The US has charged two Chinese men accused of hacking into the computer networks of companies and government agencies in over a dozen countries. The US Department of Justice said the two men are affiliated with China’s main intelligence agency but were a part of a group known as APT 10 – Advanced Persistent Threat 10.
The Federal Bureau of Investigation (FBI) said that two men identified as Zhu Hua and Zhang Shilong have been working against the US and other countries from 2006.
The duo extensively hacked into computer systems with the aim of stealing intellectual property and confidential business and technological information from managed service providers (MSPs) and their government and commercial clients in at least 12 countries, including Brazil, Canada, India, Finland, UK, France, Germany, Japan, Sweden, Switzerland, and the UAE, as well as the US.

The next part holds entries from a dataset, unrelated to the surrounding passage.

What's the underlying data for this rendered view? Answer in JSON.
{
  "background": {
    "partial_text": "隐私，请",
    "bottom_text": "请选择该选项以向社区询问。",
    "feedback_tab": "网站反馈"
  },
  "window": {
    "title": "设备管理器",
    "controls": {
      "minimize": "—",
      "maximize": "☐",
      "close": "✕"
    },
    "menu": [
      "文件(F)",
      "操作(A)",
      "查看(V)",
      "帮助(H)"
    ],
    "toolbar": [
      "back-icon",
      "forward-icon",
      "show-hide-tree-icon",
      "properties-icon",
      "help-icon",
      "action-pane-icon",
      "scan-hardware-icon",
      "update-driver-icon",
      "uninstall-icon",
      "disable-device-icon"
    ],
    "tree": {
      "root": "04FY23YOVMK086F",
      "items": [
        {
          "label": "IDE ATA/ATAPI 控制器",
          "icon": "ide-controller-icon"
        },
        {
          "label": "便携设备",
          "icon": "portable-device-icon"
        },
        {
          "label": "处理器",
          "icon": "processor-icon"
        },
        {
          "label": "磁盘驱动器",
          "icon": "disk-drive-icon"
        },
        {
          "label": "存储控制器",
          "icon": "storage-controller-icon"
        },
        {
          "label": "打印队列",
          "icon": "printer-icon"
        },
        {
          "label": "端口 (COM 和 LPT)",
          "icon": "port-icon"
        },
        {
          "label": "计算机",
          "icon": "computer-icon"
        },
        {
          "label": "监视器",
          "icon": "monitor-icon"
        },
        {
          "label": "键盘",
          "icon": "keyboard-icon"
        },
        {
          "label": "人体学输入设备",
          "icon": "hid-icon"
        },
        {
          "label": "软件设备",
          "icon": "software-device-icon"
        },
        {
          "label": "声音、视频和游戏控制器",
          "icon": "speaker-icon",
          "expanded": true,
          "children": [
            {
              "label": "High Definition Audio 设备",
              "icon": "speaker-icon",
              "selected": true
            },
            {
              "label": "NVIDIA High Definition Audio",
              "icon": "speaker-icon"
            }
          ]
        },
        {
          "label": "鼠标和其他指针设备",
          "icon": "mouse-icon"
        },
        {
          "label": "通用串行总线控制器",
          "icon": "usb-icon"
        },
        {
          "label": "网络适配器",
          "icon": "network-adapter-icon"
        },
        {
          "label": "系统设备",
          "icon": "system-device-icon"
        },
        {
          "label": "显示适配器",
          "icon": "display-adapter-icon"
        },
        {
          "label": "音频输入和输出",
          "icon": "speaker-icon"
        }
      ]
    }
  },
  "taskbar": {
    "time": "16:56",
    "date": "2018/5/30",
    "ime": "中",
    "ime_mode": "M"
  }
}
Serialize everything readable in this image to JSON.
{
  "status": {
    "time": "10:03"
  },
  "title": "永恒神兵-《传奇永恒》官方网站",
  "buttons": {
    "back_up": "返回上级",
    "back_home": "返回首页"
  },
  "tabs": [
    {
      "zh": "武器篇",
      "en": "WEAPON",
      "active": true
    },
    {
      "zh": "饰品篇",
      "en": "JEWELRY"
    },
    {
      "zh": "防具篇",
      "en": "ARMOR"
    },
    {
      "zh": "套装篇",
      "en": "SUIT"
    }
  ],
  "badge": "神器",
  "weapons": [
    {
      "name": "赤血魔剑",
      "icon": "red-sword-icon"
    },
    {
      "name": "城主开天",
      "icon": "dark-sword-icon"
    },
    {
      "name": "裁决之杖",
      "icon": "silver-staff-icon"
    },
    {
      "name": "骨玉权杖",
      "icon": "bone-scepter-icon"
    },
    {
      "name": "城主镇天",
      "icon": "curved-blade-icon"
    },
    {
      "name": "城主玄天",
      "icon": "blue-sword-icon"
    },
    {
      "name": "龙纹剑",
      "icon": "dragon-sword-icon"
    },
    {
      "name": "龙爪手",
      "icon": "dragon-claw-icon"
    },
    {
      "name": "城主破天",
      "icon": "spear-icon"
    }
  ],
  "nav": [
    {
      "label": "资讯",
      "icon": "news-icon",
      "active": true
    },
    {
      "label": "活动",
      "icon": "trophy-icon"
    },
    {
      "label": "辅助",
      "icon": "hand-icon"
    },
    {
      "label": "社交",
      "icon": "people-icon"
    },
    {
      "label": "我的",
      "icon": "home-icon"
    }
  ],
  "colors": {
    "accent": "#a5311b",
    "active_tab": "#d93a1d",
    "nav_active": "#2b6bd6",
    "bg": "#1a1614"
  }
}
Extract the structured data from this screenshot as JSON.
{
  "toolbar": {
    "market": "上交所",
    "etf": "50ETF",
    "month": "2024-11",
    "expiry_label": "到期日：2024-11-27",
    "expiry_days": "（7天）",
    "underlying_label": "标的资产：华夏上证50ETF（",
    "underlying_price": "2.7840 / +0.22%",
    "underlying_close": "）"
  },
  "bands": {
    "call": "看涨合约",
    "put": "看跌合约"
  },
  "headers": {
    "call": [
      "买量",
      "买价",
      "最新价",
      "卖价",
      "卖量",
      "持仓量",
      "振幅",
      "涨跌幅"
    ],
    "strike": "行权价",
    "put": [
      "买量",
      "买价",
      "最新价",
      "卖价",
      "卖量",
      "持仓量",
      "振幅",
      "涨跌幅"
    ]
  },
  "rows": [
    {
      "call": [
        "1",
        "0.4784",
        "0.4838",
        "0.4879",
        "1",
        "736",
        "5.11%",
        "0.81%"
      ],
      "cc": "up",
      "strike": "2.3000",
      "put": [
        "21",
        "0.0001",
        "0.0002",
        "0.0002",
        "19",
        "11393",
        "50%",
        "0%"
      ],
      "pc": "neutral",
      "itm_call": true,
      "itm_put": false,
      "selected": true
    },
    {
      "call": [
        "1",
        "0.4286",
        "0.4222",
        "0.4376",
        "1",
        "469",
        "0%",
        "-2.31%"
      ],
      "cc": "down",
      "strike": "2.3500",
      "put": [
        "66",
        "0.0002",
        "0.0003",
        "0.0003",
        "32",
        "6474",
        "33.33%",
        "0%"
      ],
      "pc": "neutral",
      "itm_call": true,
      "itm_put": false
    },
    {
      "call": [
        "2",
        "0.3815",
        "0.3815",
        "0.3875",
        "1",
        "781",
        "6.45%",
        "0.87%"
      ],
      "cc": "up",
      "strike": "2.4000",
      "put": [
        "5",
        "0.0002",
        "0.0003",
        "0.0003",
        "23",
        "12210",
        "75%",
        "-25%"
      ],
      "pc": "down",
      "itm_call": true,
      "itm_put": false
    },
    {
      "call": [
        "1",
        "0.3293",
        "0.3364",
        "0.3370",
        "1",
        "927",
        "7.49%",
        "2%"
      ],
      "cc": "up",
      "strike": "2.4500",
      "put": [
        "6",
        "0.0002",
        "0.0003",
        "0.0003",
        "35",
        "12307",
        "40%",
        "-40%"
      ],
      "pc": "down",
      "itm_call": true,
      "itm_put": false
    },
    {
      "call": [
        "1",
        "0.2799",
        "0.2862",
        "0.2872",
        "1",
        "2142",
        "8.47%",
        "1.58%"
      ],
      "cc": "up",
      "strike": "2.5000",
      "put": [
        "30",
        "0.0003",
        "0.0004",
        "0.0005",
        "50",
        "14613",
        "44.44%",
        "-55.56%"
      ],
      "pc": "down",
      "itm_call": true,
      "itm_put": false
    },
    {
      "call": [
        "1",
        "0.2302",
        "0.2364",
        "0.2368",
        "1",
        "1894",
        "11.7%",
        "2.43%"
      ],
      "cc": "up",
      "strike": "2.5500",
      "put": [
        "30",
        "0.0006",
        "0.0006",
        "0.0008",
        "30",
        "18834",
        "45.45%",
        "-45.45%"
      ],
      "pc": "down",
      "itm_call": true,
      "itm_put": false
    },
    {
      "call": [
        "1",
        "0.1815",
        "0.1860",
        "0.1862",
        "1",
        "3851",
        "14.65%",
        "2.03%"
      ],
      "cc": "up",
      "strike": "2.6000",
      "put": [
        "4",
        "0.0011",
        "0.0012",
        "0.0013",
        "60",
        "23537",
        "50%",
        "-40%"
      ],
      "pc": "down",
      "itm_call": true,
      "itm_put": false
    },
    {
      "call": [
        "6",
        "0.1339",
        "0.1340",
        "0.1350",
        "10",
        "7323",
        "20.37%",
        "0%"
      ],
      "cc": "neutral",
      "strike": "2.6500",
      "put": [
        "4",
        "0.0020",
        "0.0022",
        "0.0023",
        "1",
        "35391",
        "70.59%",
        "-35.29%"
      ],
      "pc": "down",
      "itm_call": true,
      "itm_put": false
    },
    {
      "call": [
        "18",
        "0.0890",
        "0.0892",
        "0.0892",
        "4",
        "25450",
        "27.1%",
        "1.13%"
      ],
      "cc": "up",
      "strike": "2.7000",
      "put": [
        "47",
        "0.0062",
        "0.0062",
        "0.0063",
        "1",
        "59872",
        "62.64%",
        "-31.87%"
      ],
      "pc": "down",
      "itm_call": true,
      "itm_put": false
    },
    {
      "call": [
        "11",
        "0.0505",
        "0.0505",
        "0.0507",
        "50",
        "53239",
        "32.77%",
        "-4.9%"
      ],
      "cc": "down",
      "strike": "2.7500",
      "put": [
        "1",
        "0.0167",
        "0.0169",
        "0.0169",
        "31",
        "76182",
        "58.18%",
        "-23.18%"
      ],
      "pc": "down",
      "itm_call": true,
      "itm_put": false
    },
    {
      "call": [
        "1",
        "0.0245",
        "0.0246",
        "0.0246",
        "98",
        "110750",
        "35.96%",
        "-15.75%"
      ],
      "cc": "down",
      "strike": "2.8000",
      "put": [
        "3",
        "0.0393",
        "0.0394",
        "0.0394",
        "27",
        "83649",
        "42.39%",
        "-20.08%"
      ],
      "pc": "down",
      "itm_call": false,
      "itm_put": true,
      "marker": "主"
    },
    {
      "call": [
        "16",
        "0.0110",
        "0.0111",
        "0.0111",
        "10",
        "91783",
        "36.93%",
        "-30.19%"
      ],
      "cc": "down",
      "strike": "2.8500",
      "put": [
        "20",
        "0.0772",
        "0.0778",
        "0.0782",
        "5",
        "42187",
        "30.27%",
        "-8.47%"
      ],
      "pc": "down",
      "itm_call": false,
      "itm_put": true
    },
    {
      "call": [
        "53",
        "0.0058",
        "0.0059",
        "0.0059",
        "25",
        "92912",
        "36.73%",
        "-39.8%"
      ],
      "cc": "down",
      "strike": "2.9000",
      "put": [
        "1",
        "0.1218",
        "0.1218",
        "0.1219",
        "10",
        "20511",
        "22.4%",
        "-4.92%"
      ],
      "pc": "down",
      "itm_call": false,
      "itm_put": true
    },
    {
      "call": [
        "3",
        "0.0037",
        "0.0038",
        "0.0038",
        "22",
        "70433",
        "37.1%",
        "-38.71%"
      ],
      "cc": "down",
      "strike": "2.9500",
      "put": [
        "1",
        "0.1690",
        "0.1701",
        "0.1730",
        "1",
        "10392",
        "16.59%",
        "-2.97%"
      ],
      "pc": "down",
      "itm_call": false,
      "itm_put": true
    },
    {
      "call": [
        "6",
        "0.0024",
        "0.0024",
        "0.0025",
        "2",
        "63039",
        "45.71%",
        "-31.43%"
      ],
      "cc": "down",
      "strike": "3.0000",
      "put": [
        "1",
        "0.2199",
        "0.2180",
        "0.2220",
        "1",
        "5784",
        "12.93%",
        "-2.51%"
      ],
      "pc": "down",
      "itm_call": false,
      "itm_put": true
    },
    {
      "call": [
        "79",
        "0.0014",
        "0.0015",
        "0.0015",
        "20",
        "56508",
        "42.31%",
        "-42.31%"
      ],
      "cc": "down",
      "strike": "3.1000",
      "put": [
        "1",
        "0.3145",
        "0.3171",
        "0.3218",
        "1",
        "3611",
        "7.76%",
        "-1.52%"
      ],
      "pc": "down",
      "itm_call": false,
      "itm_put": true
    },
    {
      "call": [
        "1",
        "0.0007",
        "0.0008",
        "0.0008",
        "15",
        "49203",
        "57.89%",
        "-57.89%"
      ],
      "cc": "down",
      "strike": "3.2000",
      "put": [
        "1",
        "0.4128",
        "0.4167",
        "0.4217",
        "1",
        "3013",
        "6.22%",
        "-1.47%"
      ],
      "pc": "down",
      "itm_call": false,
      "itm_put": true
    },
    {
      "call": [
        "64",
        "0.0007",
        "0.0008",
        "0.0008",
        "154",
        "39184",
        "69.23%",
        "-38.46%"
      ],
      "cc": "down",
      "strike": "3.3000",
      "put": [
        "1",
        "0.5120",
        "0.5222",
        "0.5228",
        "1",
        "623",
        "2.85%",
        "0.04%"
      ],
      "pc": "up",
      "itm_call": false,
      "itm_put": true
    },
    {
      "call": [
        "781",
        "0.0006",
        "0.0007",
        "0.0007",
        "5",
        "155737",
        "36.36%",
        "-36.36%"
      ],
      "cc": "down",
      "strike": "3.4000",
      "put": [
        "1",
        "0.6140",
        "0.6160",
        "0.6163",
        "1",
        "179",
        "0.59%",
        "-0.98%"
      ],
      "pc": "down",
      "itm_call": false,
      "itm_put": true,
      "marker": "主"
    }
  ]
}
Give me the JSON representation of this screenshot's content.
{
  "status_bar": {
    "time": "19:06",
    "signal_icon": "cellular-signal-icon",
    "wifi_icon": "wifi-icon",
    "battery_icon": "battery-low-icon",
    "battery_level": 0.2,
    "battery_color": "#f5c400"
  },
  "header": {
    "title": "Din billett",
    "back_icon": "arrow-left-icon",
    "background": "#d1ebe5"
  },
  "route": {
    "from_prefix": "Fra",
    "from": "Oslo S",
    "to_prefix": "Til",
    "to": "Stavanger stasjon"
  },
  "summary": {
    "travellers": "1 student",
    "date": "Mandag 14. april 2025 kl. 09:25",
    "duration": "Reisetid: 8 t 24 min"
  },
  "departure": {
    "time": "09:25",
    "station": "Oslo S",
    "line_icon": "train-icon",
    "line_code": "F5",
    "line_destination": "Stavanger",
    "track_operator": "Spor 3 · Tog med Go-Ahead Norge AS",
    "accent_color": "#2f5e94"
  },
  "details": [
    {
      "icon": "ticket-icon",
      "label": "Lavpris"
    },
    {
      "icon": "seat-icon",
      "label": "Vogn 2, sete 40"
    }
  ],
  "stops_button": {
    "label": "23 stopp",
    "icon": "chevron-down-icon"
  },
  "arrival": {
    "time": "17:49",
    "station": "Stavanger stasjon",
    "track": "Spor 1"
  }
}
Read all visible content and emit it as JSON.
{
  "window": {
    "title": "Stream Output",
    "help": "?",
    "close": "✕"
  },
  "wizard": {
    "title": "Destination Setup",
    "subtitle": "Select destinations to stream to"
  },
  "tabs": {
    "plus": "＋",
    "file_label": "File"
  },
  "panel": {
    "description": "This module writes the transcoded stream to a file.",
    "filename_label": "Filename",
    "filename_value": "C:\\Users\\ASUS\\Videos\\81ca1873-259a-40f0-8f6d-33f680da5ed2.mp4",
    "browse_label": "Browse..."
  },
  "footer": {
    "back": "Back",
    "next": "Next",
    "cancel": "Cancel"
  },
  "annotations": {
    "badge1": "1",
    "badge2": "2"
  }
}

They targeted at least 45 commercial and defence technology companies in at least 12 US states. The FBI said they had also hacked into US Navy computer systems and stole the personal information of more than 100,000 personnel.
Zhu Hua and Zhang Shilong have been charged with conspiracy to commit computer intrusions, conspiracy to commit wire fraud, and aggravated identity theft. The US Justice Department accused China of breaking a 2015 pact to curb cyber espionage for corporate purposes.
"China's goal, simply put, is to replace the US as the world's leading superpower and they're using illegal methods to get there," FBI Director Chris Wray said at a news conference. The companies targeted by China were the "who's who" of US businesses, Wray said.
The duo are not on US soil and hence the FBI has not been able to arrest them.
The UK said it was joining allies in holding the Chinese government responsible for the global hacking campaign. "This campaign shows that elements of the Chinese government are not upholding the commitments China made directly to the UK in a 2015 bilateral agreement," the statement said.
These latest charges come just days after US authorities revealed that Chinese government-linked hackers were behind the data theft of some 500 million guests of hotel chain Marriott.
This development also corresponds with the accusations leveled by US President Donald Trump against China of forcing US companies to part with critical intellectual property in return for letting them operate on Chinese soil. Intellectual property transfer and theft has formed a big part of the ensuing trade war between the two countries.